Sherlock Holmes isn’t magic. He takes in clues from his environment that others never notice and combines those clues with extensive historical knowledge to discover insights others would miss. And just like his ability to process data from the world around him, organizations can use business analytics to drive value and insight.
To a great mind, nothing is little – Sherlock Holmes
Anyone could do what Holmes does, but ordinary people don’t have the tools or training to process clues from their environment. Everything they needed to solve the case was right in front of them, but they couldn’t put the pieces together.
Much like those poor clueless people orbiting around Holmes, companies have all the data insights they need to become in data-driven organizations. They just can’t seem to put all the pieces together, and the power and potential of all that captured data insights remain wasted.
Holmes’s ability isn’t supernatural; it’s something that companies can emulate with quality data analytics. It’s all a matter of the who, what, when, where, and why. Let’s take a look at how businesses can learn to uncover insights using business analytics in the same matter as the famed detective does with crime scene clues.
The Why: Asking the right questions
The key to a valuable insight is asking the right question in the first place. The sheer amount of data captured and tracked by companies can obscure insights without a clear agreement on the goal. Just as Holmes can tune out irrelevant information by focusing on the potential “why” of the case, companies should understand how to craft a meaningful question to begin their analysis.
Asking the right questions is an iterative process. Questions need:
- Specificity: Open-ended questions can lead companies astray. Instead, focus on specifics — think “Which piece of machinery on our shop floors is most likely to fail first?” instead of “How does our company reduce downtime?”
- Expert input: Allowing input into potential questions from a multi-departmental standpoint reduces silos and allows companies to hone the right questions.
- Measurability: The question must be measurable based on the data available. If the data isn’t available, a company can find a way to make it so.
The What: Finding the right data
Once a question is crafted, it’s time to settle on the most appropriate data to answer the question. Companies need the most appropriate data source to ensure the right insight. Typical forms of data include:
- Usage data: How do potential and returning customers interact with the product or service?
- Transactional data: Will companies look at live data, or is it more appropriate to comb through historical data?
- Online behavior data: How do potential and returning customers behave based on tools like Google Analytics, webmaster tools, and other marketing tech (Martech) platforms?
The data source is just as important as the question. This critical second step builds a picture of accuracy and provides the foundation for analysis.
The Who: Assigning a chain of responsibility
Data-driven companies no longer relegate business analytics only to the IT department. A data literate organization is a critical next step. This does create some confusion in data analysis. Assigning a chain of responsibility provides the framework for who will find the data, perform the analysis, and present. For anyone else involved, it establishes a clear chain of command for troubleshooting and further analysis.
Companies must also decide who will collect data. Common sources include:
- Public data
- Social data
- In-house data (historical and current)
Each of these sources offers valid and quality data, but some may be better suited to certain queries.

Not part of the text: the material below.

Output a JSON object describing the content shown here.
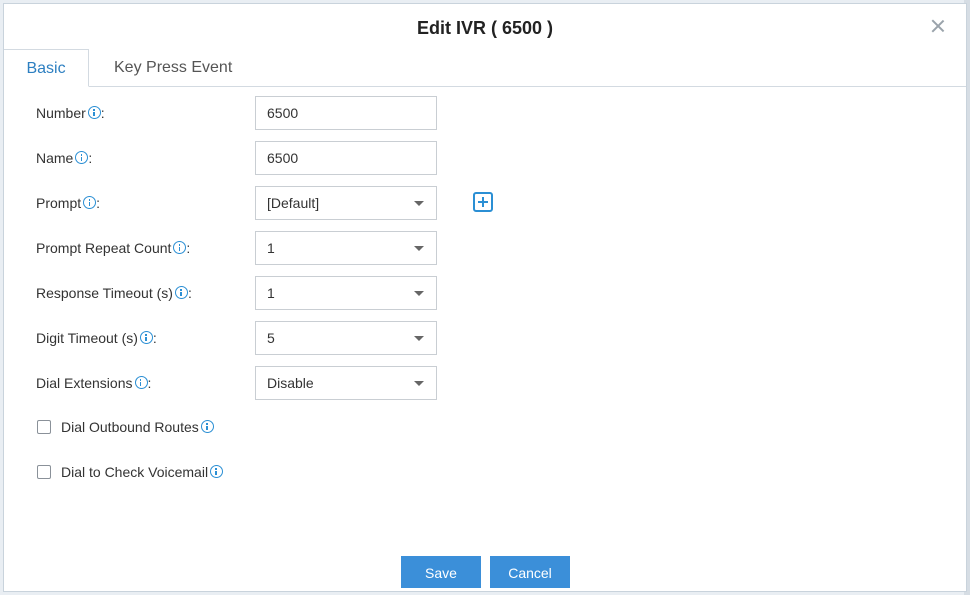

The Where: Tying queries to location
For large companies, whittling down data to certain geographical aspects provides a clearer picture of customers or company actions. In other cases, releasing data from geographical constraints could provide a wide-angle view suitable for making other types of decisions.
Location can have a profound influence on insights regarding a customer base. Location can help organizations better allocate marketing resources, manage inventory, or plan launches. Location data can even help organizations plan better value offerings, predicting whether certain products or services will succeed in a specific market.
Gathering location data includes:
- A location source or signal
- An identifier (i.e., who is generating the data, often anonymized for analysis)
- Relevant metadata
With location data, companies need a solid idea of who is generating the data to determine that it’s their target audience. Still, all personally identifying information is removed to comply with privacy regulations.
The When: Putting time limits on collection
Part of crafting the right question for analysis includes designating a period for data collection. More data can be useful, but it doesn’t always lead to greater data insights. In fact, too much data collection can lead to decision paralysis.
Instead, companies should consider exactly how long to collect data to arrive at a trustworthy conclusion. If the inquiry needs data from just one month period, extending the data collection process to a year may be more overwhelming than helpful. Alternately, capping collection at a month when the question encompasses long-term insights could cause misdirection in final data insights.
Putting it all together
In the data-driven era, companies must learn to craft questions and data analytics for rich insights that direct everything the organization does. Data will soon be a determiner for success, but some businesses may still struggle with what to do after data capture. Using data analytics, not simply having it, is the benchmark.
Adding together the who, what, when, where, and why of data collection provides a solid foundation for reducing mistakes and elevating true insights to the top of the data pile. Like Sherlock Holmes, companies must find the right information down to the last detail and know when to form an insight to tap into the enormous potential data has for directing major and minor company decisions.
Luckily, companies don’t have to become like Holmes themselves. Instead, companies can leverage the right data analytics tools and expertise from trained professionals to uncover real value using business analytics. It’s time to find out how Insyte Global can transform business decisions through quality analytics that rival the insights of Sherlock Holmes himself.